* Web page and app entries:
---*---

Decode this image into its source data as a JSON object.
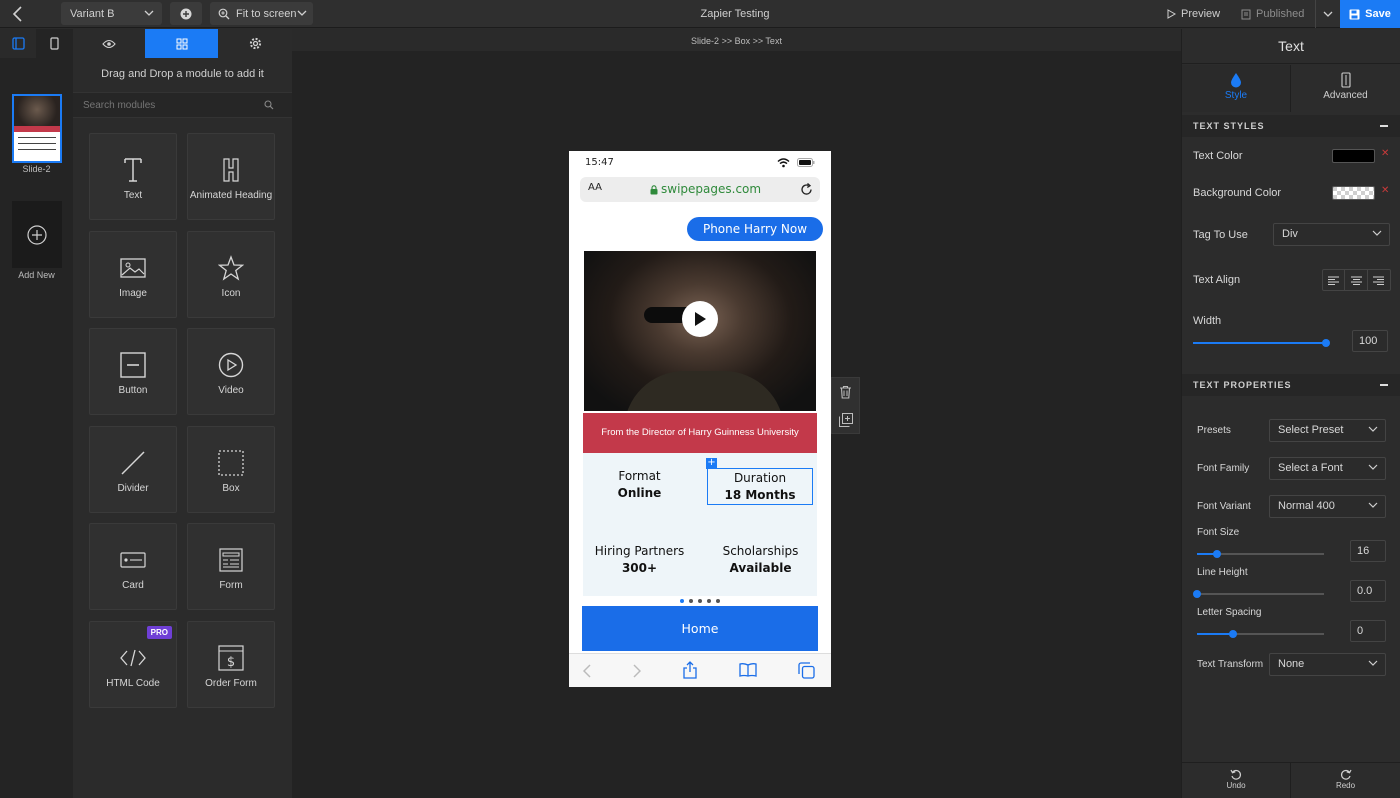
{
  "topbar": {
    "variant": "Variant B",
    "zoom": "Fit to screen",
    "title": "Zapier Testing",
    "preview": "Preview",
    "published": "Published",
    "save": "Save"
  },
  "slides": {
    "current_label": "Slide-2",
    "add_new": "Add New"
  },
  "modules": {
    "hint": "Drag and Drop a module to add it",
    "search_placeholder": "Search modules",
    "pro_badge": "PRO",
    "items": [
      {
        "label": "Text",
        "icon": "text-icon"
      },
      {
        "label": "Animated Heading",
        "icon": "animated-heading-icon"
      },
      {
        "label": "Image",
        "icon": "image-icon"
      },
      {
        "label": "Icon",
        "icon": "star-icon"
      },
      {
        "label": "Button",
        "icon": "button-icon"
      },
      {
        "label": "Video",
        "icon": "play-circle-icon"
      },
      {
        "label": "Divider",
        "icon": "divider-icon"
      },
      {
        "label": "Box",
        "icon": "box-icon"
      },
      {
        "label": "Card",
        "icon": "card-icon"
      },
      {
        "label": "Form",
        "icon": "form-icon"
      },
      {
        "label": "HTML Code",
        "icon": "code-icon"
      },
      {
        "label": "Order Form",
        "icon": "order-form-icon"
      }
    ]
  },
  "breadcrumb": "Slide-2 >> Box >> Text",
  "phone": {
    "time": "15:47",
    "font_size_glyph": "AA",
    "url": "swipepages.com",
    "cta": "Phone Harry Now",
    "banner": "From the Director of Harry Guinness University",
    "stats": [
      {
        "label": "Format",
        "value": "Online"
      },
      {
        "label": "Duration",
        "value": "18 Months"
      },
      {
        "label": "Hiring Partners",
        "value": "300+"
      },
      {
        "label": "Scholarships",
        "value": "Available"
      }
    ],
    "home": "Home"
  },
  "right_panel": {
    "title": "Text",
    "tab_style": "Style",
    "tab_advanced": "Advanced",
    "text_styles_header": "TEXT STYLES",
    "text_color_label": "Text Color",
    "text_color": "#000000",
    "bg_color_label": "Background Color",
    "tag_label": "Tag To Use",
    "tag_value": "Div",
    "align_label": "Text Align",
    "width_label": "Width",
    "width_value": "100",
    "text_props_header": "TEXT PROPERTIES",
    "presets_label": "Presets",
    "presets_value": "Select Preset",
    "font_family_label": "Font Family",
    "font_family_value": "Select a Font",
    "font_variant_label": "Font Variant",
    "font_variant_value": "Normal 400",
    "font_size_label": "Font Size",
    "font_size_value": "16",
    "line_height_label": "Line Height",
    "line_height_value": "0.0",
    "letter_spacing_label": "Letter Spacing",
    "letter_spacing_value": "0",
    "text_transform_label": "Text Transform",
    "text_transform_value": "None",
    "undo": "Undo",
    "redo": "Redo"
  },
  "colors": {
    "accent": "#1b7bf5",
    "banner": "#c3394a",
    "cta": "#1a6de8"
  }
}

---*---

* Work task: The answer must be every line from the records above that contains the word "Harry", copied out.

* Response area:
    "cta": "Phone Harry Now",
    "banner": "From the Director of Harry Guinness University",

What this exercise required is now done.